The team made their discovery through observations of Nova Centauri 2013 made with telescopes at the European Southern Observatory’s La Silla Observatory, near Santiago in Chile.
According to the researchers, this discovery may help explain why so many young stars have more of this element than is expected.
The discovery is thought to provide clues to astronomers who are trying to get an understanding of the chemical elements that make up the stars in our Milky Way galaxy.
Scientists say lithium happens to be one of the few chemical elements that were created by the Big Bang some 13.8 billion years ago.

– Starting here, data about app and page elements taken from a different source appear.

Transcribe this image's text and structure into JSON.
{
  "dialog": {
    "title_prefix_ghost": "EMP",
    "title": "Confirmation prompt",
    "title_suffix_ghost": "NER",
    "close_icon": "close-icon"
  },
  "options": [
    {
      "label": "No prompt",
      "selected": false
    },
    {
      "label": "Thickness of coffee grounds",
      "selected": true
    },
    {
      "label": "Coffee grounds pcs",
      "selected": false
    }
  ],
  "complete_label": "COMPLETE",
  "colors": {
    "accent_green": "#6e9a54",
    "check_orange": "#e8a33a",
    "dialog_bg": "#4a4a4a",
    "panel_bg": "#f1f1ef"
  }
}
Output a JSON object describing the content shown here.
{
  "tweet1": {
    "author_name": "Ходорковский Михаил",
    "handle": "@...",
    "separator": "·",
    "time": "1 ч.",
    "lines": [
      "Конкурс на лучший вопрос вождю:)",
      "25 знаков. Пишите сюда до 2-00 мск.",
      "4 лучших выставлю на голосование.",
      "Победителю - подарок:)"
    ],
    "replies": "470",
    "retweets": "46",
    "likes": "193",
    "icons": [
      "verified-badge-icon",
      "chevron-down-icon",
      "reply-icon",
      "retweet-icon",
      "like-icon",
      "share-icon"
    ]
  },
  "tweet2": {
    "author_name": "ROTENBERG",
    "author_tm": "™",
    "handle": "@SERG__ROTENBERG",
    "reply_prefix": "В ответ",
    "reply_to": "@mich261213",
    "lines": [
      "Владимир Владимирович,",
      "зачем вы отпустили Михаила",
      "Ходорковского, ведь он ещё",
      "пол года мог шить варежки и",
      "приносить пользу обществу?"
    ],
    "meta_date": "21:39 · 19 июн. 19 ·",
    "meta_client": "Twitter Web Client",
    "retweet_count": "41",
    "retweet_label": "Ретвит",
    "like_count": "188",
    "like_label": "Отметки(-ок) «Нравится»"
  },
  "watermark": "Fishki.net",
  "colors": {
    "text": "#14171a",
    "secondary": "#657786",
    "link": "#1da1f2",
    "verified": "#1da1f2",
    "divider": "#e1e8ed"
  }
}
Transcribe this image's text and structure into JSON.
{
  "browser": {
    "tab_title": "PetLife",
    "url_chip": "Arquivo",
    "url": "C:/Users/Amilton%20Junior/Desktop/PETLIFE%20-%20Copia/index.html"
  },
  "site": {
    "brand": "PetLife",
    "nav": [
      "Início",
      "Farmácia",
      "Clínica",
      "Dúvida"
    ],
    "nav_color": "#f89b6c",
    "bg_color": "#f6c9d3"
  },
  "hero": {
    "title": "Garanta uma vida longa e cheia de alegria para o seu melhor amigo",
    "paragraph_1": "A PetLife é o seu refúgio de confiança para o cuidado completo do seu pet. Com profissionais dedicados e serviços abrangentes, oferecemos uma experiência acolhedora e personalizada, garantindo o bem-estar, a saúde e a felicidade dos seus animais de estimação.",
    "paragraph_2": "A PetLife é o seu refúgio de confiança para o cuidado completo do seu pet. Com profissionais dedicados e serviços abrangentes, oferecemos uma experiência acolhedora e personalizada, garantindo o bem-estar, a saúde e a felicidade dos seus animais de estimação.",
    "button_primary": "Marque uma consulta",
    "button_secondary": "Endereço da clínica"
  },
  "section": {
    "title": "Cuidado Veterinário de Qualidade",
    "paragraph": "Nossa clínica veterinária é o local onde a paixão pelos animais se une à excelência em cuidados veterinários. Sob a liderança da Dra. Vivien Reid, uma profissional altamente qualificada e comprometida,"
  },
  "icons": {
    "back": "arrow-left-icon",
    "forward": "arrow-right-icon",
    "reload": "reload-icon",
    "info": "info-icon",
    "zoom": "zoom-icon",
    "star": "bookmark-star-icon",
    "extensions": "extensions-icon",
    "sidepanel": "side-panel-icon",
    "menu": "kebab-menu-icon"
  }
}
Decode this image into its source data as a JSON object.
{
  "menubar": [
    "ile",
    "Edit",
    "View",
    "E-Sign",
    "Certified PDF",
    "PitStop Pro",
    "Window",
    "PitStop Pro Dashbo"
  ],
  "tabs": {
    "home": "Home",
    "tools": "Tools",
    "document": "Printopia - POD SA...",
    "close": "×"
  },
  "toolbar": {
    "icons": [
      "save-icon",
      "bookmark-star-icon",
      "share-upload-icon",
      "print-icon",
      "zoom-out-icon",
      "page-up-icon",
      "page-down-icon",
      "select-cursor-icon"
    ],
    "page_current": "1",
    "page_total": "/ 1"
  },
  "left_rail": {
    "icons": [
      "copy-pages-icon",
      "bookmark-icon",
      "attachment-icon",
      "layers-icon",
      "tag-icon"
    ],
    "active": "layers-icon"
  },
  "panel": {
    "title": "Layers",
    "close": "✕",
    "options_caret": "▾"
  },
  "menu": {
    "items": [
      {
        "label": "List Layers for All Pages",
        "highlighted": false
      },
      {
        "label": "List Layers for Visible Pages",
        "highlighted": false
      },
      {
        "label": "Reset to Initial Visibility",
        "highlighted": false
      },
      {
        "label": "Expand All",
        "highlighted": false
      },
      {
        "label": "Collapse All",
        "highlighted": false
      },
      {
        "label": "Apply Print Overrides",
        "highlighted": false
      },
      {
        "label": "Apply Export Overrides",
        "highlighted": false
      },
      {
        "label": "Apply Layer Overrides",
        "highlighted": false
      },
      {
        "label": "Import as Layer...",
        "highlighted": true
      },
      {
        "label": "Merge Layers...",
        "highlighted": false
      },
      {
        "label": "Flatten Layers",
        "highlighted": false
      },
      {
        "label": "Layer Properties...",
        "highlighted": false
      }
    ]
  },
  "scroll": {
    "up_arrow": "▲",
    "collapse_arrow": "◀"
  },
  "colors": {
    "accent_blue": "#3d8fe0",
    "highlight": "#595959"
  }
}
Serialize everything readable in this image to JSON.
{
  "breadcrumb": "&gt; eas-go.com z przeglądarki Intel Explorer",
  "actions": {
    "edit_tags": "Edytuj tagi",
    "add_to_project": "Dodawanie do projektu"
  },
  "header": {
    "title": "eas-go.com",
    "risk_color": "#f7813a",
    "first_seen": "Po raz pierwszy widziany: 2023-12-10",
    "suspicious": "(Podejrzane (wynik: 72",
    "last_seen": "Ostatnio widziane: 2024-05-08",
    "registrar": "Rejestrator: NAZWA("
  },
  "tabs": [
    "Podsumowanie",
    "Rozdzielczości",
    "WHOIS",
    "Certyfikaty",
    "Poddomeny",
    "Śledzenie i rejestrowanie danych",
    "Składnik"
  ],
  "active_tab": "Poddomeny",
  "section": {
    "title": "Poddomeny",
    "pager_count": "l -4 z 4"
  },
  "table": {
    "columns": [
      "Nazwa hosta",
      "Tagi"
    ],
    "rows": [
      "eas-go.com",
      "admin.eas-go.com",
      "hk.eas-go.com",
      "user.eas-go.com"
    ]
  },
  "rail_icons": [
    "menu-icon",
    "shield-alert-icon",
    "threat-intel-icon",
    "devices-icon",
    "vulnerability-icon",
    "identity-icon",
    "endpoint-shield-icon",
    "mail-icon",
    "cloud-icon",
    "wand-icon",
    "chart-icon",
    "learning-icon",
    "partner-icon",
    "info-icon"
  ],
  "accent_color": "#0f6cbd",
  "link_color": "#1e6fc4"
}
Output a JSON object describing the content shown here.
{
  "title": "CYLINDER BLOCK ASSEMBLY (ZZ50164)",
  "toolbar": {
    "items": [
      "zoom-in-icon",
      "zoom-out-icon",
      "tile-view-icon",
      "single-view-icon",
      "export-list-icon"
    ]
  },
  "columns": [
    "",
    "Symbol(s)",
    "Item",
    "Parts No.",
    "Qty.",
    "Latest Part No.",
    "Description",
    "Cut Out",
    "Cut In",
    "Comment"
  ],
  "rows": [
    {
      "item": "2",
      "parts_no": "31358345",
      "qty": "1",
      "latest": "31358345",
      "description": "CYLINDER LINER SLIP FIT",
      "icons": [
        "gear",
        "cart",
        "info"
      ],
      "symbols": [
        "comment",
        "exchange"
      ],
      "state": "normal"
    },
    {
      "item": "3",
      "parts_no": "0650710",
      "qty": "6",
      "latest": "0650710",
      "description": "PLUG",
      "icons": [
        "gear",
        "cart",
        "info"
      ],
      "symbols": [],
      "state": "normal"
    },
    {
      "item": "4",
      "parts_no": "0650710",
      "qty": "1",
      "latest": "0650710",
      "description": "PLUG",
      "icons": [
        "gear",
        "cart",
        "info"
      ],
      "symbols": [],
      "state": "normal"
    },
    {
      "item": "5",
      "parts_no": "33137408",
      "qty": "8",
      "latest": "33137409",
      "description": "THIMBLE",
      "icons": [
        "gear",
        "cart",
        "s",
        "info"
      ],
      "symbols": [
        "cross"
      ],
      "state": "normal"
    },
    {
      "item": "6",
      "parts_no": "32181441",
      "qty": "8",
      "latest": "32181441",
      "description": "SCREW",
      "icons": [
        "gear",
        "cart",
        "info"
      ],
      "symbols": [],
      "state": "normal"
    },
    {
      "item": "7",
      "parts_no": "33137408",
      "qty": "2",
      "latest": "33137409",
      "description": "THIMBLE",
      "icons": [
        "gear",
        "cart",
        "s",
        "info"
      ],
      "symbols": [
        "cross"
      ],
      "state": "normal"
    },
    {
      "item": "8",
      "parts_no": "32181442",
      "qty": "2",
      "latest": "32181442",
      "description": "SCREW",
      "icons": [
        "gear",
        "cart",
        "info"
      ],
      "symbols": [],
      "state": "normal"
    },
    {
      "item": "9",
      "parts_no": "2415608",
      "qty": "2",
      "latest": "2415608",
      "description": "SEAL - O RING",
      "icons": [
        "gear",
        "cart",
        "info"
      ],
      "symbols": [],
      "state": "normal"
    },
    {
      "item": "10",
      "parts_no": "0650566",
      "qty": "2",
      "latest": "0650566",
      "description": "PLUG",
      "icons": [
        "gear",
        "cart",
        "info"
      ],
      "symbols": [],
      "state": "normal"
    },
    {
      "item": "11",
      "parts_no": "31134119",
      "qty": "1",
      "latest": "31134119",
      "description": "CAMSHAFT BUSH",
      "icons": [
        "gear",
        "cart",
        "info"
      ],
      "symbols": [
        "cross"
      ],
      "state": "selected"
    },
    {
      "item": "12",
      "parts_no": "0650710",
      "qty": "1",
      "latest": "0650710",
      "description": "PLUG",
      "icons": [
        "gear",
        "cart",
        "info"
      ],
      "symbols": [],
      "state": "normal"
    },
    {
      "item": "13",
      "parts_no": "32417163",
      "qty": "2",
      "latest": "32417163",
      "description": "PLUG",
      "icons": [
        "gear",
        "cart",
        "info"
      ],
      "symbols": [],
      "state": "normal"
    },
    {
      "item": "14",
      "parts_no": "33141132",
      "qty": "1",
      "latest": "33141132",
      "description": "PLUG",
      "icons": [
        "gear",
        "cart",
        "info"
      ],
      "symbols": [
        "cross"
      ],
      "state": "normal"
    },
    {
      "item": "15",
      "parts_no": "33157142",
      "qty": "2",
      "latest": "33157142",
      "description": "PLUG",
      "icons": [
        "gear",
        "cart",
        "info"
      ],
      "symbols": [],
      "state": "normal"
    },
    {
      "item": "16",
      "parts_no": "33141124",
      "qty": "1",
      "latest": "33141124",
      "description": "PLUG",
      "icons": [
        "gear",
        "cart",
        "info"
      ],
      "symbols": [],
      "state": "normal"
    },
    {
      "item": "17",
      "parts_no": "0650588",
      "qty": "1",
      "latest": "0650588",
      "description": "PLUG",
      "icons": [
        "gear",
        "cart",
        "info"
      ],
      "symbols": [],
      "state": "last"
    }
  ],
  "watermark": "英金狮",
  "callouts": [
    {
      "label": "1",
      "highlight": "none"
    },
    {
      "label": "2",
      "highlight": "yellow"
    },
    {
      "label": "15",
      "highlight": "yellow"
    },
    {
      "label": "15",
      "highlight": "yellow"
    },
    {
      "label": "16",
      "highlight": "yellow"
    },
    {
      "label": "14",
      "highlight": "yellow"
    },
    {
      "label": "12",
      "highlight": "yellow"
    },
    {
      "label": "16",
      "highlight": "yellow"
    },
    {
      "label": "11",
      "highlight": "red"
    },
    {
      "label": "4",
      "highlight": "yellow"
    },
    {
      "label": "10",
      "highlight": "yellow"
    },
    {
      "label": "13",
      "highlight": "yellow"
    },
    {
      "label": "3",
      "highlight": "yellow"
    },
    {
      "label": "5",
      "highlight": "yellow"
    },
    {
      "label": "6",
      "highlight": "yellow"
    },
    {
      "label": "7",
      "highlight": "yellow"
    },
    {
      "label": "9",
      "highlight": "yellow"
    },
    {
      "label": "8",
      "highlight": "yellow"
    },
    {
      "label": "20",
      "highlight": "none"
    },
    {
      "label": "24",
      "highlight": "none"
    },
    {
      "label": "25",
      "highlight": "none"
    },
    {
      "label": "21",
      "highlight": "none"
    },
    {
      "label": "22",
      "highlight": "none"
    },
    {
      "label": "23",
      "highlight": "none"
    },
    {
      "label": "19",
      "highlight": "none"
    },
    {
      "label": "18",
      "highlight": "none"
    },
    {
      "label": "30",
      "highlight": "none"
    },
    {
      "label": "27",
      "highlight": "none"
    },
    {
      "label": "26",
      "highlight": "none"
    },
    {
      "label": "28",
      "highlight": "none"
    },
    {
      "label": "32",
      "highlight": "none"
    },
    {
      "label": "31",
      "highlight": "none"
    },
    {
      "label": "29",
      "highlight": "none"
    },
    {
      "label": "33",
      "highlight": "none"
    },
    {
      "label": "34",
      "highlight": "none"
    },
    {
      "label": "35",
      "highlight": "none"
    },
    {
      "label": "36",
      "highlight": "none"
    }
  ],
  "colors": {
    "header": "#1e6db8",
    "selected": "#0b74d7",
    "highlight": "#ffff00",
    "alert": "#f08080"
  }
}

Researchers from the University of Vermont have verified that land located beneath the Chesapeake Bay is rapidly sinking, leading them to predict that Washington, D.C., could drop 15 centimeters or more within the next century.
It’s thought that dropping land beneath the U.S. capital city could add to problems related to a forecasted rise in sea-level due to melting ice sheets and climate change.
Geologists have thought for decades that the land surrounding the Chesapeake Bay once pushed upward by the mass of a pre-historic ice sheet is now settling back down since the ice has long since melted.
The University of Vermont team pointed out that their data indicates that the land sinking around the Washington area is not primarily due to human-related activities such as the removal of groundwater. Instead, they find that it is due to a long and drawn out geological process that will relentlessly continue for tens of thousands of years, regardless of human land use or climate change.
New research from Australia’s University of Adelaide has provided evidence that plants, which don’t have a nervous system like animals, send out animal-like signals when they’re under some kind of stress.
The findings, published in the journal Nature Communications, shows that plants respond to stress in their environment with a similar combination of chemical and electrical signals emitted by animals under stress, by using mechanisms that are specific to plants.
“We’ve known for a long-time that the animal neurotransmitter GABA (gamma-aminobutyric acid) is produced by plants under stress, for example when they encounter drought, salinity, viruses, acidic soils or extreme temperatures,” said senior author Associate Professor Matthew Gilliham, of the University’s School of Agriculture, Food and Wine.
Gilliham said that he and his team found that plants bind the GABA to receptors in a similar way as animals which produces electrical signals that wind up regulating plant growth whenever it is exposed to a stressful environment.